EXERCISE OBJECTIVE. Your answer should be one number: how many lines below have the word "Then".

INPUT FOR THIS TASK below:

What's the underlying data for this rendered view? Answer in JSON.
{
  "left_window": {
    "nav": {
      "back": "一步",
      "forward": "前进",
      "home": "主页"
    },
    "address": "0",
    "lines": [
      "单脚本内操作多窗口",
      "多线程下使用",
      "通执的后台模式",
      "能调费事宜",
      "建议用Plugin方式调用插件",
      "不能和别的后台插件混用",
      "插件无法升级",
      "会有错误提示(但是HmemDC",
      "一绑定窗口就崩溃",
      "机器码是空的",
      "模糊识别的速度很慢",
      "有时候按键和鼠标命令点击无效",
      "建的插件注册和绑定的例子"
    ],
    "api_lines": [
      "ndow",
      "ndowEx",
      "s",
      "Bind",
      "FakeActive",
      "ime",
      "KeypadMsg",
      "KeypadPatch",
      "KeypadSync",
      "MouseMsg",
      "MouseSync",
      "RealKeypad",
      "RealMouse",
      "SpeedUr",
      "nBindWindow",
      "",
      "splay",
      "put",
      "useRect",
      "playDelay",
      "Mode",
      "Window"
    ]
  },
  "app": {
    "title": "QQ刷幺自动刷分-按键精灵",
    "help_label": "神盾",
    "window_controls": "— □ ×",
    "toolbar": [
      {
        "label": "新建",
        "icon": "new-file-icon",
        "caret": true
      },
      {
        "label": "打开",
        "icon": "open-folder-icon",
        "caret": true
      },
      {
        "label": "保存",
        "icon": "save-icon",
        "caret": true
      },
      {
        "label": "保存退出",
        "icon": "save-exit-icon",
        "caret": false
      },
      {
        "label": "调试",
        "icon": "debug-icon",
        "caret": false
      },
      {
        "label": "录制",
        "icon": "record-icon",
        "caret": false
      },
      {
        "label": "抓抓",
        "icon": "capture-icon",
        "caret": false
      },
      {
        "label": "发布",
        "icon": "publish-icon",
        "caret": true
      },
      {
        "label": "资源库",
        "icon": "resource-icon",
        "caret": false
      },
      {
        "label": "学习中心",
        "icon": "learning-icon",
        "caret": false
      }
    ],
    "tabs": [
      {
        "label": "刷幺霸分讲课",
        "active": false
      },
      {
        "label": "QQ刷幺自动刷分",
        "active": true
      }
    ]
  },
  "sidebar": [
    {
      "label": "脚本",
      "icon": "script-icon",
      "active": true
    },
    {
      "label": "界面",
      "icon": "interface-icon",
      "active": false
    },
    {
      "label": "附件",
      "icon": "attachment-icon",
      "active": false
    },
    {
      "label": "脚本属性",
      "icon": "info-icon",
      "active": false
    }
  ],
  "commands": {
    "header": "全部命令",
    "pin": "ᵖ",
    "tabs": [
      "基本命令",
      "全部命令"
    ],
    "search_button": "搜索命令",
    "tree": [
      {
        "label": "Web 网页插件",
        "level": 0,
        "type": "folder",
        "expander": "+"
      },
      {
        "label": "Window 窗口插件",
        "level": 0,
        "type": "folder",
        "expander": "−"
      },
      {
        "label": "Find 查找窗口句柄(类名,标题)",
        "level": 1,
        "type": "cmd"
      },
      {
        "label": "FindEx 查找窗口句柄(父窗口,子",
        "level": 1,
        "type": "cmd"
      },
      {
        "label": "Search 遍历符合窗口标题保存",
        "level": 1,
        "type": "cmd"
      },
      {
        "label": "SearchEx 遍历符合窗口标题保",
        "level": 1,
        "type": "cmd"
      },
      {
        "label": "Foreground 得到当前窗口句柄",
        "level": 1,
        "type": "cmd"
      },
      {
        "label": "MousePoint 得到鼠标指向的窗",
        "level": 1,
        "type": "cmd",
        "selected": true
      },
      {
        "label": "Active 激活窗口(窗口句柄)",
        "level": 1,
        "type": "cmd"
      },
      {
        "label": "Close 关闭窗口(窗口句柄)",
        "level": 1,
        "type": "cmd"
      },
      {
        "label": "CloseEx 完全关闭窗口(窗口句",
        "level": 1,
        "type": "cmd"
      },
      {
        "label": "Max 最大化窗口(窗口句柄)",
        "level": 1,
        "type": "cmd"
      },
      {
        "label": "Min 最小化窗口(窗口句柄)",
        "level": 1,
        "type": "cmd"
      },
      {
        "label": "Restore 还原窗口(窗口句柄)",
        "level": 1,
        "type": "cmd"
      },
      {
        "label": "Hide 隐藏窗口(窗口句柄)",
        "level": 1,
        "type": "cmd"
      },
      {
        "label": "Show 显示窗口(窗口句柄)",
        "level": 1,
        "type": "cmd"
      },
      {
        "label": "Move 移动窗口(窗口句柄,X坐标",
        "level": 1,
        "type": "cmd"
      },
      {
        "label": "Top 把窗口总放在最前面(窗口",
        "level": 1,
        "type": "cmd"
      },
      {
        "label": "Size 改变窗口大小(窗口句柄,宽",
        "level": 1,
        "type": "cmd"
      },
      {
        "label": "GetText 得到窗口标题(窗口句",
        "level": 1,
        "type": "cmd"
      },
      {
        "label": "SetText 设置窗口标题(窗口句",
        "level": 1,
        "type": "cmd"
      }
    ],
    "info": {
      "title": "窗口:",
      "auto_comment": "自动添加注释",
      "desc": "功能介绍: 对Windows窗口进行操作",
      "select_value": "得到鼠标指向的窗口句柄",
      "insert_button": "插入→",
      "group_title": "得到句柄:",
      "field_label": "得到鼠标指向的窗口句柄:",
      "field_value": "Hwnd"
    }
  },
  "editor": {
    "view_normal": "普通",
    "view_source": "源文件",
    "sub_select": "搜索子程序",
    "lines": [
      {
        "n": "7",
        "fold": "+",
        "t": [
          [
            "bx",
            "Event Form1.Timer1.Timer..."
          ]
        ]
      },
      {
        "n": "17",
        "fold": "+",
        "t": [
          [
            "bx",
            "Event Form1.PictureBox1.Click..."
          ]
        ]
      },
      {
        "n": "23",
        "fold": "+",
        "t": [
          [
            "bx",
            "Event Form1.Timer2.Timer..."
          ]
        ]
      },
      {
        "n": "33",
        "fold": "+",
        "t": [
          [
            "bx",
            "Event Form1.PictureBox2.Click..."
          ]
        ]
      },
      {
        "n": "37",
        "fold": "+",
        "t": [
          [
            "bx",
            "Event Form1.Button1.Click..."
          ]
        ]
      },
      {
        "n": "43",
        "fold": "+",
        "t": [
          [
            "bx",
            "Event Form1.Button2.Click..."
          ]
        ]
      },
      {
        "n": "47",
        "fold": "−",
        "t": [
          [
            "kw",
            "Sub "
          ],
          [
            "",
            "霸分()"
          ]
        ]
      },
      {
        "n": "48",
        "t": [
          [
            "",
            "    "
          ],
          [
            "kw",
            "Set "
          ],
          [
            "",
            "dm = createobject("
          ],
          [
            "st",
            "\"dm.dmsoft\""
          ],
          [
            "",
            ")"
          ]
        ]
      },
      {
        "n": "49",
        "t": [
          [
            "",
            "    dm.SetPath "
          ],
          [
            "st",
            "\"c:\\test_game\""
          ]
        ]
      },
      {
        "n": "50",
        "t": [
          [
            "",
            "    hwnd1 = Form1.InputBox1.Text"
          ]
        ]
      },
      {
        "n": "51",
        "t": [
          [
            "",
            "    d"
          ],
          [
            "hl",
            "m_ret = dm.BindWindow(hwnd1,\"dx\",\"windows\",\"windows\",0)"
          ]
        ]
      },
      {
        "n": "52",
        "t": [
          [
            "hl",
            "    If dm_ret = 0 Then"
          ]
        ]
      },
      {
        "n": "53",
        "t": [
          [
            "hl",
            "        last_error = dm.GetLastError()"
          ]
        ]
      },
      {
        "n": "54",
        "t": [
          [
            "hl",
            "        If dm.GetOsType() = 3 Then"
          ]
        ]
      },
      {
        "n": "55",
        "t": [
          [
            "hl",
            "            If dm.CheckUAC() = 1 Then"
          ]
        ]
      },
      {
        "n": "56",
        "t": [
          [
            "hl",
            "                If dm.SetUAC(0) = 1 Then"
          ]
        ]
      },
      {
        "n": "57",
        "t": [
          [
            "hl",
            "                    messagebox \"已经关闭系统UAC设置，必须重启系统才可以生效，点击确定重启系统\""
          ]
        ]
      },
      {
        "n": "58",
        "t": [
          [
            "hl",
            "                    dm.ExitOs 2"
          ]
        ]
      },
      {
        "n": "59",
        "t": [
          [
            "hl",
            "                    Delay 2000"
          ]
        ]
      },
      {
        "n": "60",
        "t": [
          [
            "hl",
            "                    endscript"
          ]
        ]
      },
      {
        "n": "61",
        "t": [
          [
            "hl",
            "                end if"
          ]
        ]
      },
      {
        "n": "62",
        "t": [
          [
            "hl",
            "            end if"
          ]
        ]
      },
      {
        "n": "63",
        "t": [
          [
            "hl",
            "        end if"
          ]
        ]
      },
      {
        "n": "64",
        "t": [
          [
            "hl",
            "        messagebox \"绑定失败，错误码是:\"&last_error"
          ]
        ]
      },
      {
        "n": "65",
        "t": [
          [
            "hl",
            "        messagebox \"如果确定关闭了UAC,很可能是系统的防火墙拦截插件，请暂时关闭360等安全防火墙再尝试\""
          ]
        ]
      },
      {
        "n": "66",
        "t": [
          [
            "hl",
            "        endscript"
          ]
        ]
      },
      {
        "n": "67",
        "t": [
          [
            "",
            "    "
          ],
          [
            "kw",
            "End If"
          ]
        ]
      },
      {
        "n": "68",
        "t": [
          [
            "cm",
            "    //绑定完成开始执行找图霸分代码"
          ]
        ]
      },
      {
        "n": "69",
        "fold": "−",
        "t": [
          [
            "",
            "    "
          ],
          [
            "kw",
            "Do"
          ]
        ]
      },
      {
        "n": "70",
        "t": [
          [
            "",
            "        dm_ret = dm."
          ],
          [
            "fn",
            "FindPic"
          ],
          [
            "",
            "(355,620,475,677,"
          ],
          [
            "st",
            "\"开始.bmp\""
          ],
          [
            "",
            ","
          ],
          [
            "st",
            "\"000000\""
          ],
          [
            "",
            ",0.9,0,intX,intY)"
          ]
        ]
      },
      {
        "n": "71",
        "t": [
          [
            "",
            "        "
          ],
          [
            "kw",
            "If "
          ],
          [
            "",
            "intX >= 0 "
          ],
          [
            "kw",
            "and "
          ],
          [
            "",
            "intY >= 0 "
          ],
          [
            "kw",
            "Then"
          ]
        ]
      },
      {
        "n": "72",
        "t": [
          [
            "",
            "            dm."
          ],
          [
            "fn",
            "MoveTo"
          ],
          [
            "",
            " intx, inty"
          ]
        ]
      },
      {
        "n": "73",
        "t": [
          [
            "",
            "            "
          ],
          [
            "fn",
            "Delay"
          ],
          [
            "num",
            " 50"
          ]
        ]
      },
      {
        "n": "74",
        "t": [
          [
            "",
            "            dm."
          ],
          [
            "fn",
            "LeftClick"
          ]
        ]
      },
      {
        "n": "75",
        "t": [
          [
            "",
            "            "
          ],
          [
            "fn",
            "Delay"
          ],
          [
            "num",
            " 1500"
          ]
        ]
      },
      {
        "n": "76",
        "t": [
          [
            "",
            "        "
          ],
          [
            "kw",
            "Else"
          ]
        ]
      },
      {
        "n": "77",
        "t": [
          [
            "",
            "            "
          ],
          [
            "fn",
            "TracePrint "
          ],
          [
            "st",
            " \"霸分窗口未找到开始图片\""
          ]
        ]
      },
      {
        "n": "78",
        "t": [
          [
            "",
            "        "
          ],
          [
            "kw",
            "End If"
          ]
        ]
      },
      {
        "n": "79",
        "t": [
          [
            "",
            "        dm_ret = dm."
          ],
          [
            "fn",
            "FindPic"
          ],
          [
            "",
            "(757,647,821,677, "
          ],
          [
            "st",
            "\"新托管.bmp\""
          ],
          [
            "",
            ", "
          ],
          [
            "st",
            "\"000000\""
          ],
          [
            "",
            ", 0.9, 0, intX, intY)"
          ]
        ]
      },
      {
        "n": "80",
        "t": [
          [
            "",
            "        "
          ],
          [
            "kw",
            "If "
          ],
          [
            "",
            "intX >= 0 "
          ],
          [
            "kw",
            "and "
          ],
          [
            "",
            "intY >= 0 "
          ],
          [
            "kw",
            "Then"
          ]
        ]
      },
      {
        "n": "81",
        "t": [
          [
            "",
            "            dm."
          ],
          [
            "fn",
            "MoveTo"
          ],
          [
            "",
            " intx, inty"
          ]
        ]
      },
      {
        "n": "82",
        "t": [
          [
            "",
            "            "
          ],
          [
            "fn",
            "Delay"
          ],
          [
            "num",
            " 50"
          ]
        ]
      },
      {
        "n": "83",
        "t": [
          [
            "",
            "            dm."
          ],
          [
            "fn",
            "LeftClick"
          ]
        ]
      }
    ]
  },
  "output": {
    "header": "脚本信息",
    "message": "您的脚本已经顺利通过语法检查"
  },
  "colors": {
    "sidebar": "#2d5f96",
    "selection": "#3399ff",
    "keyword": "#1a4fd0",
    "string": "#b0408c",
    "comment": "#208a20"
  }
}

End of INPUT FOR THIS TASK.

RESULT BELOW. 6